That’s a hard question, so I’ll start with an easier one: what should I make of all this? I might be a relevant case study here, if we’re thinking about how people read Lior. My undergraduate degree is in math, my graduate studies are in ancient philosophy, and I’m self-taught in computer stuff. I also spent some time as a math textbook editor while I played poker semiprofessionally. I was surprised, and a bit humbled, to learn that I could do productive work that advanced bioinformatics. It wasn’t so much that I could contribute but that I could do so scientifically: After a crash course in biology and some time playing with SAMtools and other popular software, my training in math, statistics, and epistemology put me in a position to teach biology Ph.D.s something–and teach them not just about math but about biology.
What’s important is that this isn’t happening because I’m some gifted polymath. It’s happening because the field of bioinformatics is a certain way. Although it’s common to express excitement about the interdisciplinary nature of the field (perhaps in the first thirty seconds of a conference presentation), I’m not sure we properly appreciate the extent of the field’s diversity, or its consequences.

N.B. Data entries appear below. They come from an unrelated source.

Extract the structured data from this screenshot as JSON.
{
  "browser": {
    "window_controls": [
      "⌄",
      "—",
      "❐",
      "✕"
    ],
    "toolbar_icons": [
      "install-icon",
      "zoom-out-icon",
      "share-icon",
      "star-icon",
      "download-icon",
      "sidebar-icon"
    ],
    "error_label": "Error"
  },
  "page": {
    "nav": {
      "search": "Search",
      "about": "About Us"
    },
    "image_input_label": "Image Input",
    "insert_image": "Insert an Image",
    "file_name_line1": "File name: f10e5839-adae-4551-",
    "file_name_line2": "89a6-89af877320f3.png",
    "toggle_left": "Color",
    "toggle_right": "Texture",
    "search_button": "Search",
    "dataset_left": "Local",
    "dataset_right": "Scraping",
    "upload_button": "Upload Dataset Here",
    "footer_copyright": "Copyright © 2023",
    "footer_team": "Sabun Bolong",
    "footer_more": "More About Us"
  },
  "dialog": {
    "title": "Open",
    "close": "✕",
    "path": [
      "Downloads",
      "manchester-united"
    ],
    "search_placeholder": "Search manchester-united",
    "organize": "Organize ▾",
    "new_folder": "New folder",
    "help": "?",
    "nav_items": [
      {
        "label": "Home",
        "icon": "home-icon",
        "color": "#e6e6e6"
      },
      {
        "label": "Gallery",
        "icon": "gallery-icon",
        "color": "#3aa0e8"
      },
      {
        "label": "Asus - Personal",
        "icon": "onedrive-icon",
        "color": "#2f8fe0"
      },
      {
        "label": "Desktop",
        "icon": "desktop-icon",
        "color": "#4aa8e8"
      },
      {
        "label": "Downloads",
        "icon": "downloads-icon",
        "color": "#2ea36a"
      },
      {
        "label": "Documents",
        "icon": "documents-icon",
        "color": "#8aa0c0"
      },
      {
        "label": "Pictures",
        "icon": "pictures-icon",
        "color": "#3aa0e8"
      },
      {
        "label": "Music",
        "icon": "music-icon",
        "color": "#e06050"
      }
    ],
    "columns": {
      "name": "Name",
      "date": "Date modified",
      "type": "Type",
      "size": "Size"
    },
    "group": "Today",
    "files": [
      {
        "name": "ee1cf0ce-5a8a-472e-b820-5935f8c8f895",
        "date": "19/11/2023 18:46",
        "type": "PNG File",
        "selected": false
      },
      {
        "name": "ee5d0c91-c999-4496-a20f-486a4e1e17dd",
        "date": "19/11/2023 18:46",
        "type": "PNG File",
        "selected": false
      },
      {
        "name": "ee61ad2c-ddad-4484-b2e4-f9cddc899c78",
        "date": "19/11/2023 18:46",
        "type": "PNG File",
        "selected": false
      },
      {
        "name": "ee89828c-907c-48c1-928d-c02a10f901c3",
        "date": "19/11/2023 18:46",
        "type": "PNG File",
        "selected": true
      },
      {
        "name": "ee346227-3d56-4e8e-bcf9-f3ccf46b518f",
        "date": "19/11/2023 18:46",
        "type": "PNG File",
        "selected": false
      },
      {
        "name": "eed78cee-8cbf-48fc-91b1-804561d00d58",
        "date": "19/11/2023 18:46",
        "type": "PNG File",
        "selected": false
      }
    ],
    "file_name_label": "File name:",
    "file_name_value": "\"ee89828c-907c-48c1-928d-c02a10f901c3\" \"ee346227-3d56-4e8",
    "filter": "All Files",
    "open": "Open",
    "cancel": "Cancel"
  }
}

One such consequence brings us back to Lior. So much of the commentary has been about Lior’s manners: are he and Nicolas too brash? Was it appropriate for them to call fraud? Shouldn’t he be gentler–or, perhaps, is an aggressive stance appropriate for a gadfly?
Surely some of this discussion is due to the approach Lior chose. I’d like to suggest that much of it, however, is happening because almost nobody really understands all of the issues involved. I certainly don’t: I’ve got some of the relevant graph theory chops and training in algorithms and software design; a solid background in epistemology helps too. But I only know the basics of biological regulatory networks, and I note with shame that my linear algebra is a little rusty. I’m simply not qualified to fully judge Pachter and Bray’s critique–or the original papers. Most of my colleagues (both here at Seven Bridges and elsewhere in the field) are similarly positioned: the experts in regulation would need to do work in statistics or graph theory or both. Perhaps we could do a good review of the situation if we all worked together, but none of us working alone, or even casually consulting our colleagues, could thoroughly assess the situation. The scientific community is assessing manners, I think, because so many of us are in a better position to comment on those than on the science.
Our time in science
It’s fitting that this is happening as math proofs too big for any human to check are also in the news, and we ought to wonder whether this is simply how future science will be. (I was sensitized to these issues by Tyler Cowen, the economist and futurist from George Mason, who discussed the future inscrutability of science in Average is Over.) This is an under-appreciated lesson of the debate: it is being shaped by the fact that the paper, unlike a calculus test or even the analysis of a western blot, is something that almost none of us can independently assess.
The culture of bioinformatics, and specifically the practices surrounding the assessment of research, will adjust to its unprecedented multidisciplinarity and relative inscrutability. This is both inevitable and healthy. It would be a shame, though, if these adjustments limit us to debates about manners. We ought to cultivate the skill of using our expertise to evaluate research to the extent we can. Although good scientists are trained not to judge what they don’t understand, neither should they be over-modest by remaining totally silent whenever they understand something only partially. Given how often each of us will be in a state of partial understanding, that sort of modesty will increasingly force one into long silences.
From a more corporate point of view, this state of affairs affects how my colleagues and I build things at Seven Bridges. For a while I’ve championed tools that facilitate transparency and reproducibility. Current events reaffirm these beliefs but also make me appreciate the facilitation of division of labor. Of course, transparency and reproducibility themselves encourage division of labor, as they allow a community of diverse experts to assess and replicate (or not) a given finding–but having a broad array of tools and data available in a cloud environment encourages one to think about scientific research in a modular way. It makes it easy to test and assess those tools and data individually or in small combinations–or, indeed, to defer such assessments to those who know more than you do about a specific subject.
It isn’t strictly necessary to use a cloud platform–ours or anyone else’s–to achieve these valuable effects in genomic and bioinformatic research. But in an era when the Broad Institute has trouble running Cufflinks, I find myself thrilled (if a little daunted) by the future of the field, and increasingly confident that by doing the work I do, I’m on the right side of history.